Hormone treatment for breast cancer is intended to limit tumor development and reduce the chance of cancer recurrence. Hormonal therapies come in a variety of forms.

Anti-estrogen medications, such as tamoxifen, are the most often used. They're sometimes referred to as selective estrogen receptor modulators (SERMs).

Luteinizing hormone-releasing hormone agonists, or LHRH agonists, are another kind of hormone. These medications can be administered as an injection beneath the skin in the stomach region. They are also occasionally administered as a pill.

An aromatase inhibitor is another type of hormonal treatment. This medication inhibits the aromatase enzyme's ability to produce estrogen. It is most typically used in women who have reached menopause.

Aromatase inhibitors (AIs) are medications that are used to treat breast cancer. They are tablets that inhibit the enzyme aromatase, which is responsible for the body's estrogen synthesis. These medications are often used once or twice day following other treatments.

AIs are commonly utilized to treat hormone-receptor-positive (HR +) breast cancer. HR + cancers require estrogen to thrive. They grow resistant to therapy when they lack it. As a result, it is vital to determine what is creating the resistance.

Early detection of resistance may spare patients from experiencing needless adverse effects. Individual cancers' molecular profiles can be exploited to detect resistance. This enables sensible therapies based on the underlying mechanism to be chosen.

EGFR is a tyrosine kinase receptor that is required for cell growth and survival. However, the specific mechanism behind the EGFR's pro-survival activity remains unknown. Targeting this receptor with tailored cancer medicines is anticipated to enhance patient outcomes.

Targeting EGFR's kinase-independent actions, in particular, might be a feasible alternative to existing EGFR inhibitors. While further study is needed, this technique has the potential to effectively treat numerous tumors.

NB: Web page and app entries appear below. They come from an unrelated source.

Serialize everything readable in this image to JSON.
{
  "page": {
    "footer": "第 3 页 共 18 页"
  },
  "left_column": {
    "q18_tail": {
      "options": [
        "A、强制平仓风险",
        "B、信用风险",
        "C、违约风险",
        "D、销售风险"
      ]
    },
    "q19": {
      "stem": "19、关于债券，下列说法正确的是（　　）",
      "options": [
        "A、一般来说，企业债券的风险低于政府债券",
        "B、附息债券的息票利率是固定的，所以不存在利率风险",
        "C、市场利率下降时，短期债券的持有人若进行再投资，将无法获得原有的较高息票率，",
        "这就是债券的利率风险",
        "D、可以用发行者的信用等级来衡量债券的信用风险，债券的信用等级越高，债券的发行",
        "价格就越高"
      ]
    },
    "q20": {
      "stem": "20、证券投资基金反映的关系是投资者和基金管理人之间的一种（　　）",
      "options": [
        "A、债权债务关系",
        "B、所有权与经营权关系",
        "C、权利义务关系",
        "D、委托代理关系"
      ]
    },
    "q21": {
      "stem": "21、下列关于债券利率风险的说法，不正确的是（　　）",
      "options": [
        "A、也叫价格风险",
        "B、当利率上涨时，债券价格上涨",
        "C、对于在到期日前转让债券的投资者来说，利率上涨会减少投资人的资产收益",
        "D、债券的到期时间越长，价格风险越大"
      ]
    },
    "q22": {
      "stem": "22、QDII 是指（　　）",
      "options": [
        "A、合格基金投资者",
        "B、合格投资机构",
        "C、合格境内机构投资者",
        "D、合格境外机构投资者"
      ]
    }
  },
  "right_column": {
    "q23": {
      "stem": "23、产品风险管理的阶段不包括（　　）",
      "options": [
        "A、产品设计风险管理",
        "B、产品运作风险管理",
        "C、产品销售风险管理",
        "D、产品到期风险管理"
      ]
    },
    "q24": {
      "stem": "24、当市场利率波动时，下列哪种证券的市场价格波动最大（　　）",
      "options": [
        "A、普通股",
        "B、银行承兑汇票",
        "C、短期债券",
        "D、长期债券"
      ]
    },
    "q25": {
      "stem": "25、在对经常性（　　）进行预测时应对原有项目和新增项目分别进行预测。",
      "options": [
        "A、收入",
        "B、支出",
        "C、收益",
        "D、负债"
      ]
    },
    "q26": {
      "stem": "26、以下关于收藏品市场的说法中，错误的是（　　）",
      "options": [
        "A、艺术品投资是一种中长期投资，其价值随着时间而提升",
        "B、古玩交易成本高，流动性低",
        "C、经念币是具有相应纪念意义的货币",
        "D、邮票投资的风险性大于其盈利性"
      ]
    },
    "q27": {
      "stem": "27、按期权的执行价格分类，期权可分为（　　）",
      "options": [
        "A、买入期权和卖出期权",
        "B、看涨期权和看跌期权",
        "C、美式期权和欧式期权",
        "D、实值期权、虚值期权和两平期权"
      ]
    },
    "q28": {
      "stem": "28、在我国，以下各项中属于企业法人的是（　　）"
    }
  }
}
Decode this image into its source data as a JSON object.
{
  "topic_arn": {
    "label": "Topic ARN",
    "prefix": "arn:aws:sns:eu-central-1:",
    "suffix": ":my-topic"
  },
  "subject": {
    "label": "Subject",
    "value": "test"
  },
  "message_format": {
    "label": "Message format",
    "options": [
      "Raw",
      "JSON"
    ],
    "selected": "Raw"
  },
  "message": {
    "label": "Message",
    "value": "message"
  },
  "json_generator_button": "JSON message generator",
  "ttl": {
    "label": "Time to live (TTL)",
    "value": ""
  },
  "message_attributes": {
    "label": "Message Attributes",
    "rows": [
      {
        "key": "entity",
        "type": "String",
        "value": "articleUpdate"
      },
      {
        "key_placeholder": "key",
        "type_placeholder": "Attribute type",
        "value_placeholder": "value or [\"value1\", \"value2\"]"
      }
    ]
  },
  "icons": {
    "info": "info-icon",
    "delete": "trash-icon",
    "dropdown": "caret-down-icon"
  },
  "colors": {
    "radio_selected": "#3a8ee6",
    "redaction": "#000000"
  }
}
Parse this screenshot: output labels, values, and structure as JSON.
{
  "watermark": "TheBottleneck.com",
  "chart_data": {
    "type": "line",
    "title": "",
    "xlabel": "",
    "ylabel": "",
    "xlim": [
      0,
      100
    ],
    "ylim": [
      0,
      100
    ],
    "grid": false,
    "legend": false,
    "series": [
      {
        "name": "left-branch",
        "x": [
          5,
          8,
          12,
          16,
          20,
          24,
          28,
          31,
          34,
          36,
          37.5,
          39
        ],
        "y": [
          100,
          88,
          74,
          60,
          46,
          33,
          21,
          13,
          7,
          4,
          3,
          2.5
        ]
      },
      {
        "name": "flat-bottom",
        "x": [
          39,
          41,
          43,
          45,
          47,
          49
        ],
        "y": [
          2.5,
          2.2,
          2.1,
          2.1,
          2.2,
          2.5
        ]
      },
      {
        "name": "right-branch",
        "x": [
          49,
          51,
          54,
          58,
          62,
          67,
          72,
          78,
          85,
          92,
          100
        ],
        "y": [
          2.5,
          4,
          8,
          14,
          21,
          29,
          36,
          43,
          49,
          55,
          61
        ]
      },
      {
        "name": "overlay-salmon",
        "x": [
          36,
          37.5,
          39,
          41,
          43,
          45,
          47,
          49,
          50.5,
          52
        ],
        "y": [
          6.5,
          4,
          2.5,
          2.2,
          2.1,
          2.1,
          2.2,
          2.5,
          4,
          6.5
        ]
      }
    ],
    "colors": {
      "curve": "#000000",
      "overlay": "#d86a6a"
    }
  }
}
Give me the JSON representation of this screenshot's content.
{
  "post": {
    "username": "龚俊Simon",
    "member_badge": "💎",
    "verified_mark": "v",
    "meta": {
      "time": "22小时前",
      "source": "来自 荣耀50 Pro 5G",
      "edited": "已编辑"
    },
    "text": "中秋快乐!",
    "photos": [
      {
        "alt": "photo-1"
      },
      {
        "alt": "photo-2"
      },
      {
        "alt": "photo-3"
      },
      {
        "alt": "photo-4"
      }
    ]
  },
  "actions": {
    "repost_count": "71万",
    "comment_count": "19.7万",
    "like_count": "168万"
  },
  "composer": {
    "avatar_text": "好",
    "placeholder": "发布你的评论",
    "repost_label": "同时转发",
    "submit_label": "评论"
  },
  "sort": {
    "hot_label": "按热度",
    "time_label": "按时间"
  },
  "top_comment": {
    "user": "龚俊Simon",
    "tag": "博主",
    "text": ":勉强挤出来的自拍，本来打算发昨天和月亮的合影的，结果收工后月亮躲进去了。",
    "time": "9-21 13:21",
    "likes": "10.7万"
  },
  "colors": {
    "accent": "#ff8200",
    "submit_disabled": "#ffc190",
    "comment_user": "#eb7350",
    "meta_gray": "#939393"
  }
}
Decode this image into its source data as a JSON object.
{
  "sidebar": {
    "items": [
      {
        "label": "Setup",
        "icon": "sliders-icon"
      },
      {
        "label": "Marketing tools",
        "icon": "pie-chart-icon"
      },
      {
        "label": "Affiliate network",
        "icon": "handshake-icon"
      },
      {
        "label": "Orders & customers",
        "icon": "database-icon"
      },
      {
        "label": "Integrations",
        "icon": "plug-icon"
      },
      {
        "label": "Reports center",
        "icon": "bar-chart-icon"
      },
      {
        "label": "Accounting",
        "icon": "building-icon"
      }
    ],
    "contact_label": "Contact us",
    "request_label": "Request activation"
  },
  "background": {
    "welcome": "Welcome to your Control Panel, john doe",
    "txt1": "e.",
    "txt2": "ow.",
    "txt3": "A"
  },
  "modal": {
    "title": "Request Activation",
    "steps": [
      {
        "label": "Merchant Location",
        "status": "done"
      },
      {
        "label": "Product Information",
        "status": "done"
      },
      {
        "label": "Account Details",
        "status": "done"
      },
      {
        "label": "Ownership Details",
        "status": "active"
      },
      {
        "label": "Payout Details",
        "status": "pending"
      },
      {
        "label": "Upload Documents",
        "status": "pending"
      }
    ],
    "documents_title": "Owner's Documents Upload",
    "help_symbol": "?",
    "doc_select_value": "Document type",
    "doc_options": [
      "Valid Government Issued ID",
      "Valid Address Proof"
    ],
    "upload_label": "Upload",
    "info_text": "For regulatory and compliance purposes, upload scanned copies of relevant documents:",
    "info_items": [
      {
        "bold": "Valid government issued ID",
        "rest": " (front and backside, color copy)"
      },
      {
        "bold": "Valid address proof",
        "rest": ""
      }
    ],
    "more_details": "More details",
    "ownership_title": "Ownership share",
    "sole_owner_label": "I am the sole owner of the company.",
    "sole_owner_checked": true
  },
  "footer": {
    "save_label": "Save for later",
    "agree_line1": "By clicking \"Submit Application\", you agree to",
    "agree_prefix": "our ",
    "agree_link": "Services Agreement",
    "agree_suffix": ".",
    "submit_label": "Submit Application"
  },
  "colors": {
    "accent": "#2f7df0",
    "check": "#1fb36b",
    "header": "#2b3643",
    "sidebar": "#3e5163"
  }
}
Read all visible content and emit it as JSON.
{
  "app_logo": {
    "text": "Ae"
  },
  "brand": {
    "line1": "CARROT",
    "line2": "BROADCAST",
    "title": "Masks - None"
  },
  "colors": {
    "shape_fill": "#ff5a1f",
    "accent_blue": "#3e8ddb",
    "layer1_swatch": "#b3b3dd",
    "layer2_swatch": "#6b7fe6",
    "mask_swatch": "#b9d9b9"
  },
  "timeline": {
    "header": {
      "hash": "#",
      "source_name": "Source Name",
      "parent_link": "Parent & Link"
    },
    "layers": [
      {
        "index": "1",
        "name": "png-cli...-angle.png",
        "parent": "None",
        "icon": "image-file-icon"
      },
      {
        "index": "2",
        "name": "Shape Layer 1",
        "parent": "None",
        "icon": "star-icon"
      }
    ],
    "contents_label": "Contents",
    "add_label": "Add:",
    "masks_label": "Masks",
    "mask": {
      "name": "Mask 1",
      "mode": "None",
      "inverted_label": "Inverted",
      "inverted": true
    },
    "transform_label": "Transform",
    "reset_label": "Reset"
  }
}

The revelation of the EGFR's pro-survival actions has revolutionized cancer research. This additional knowledge provides a novel approach to targeting the receptor.

Go Back

Post a Comment
Created using the new Bravenet Siteblocks builder. (Report Abuse)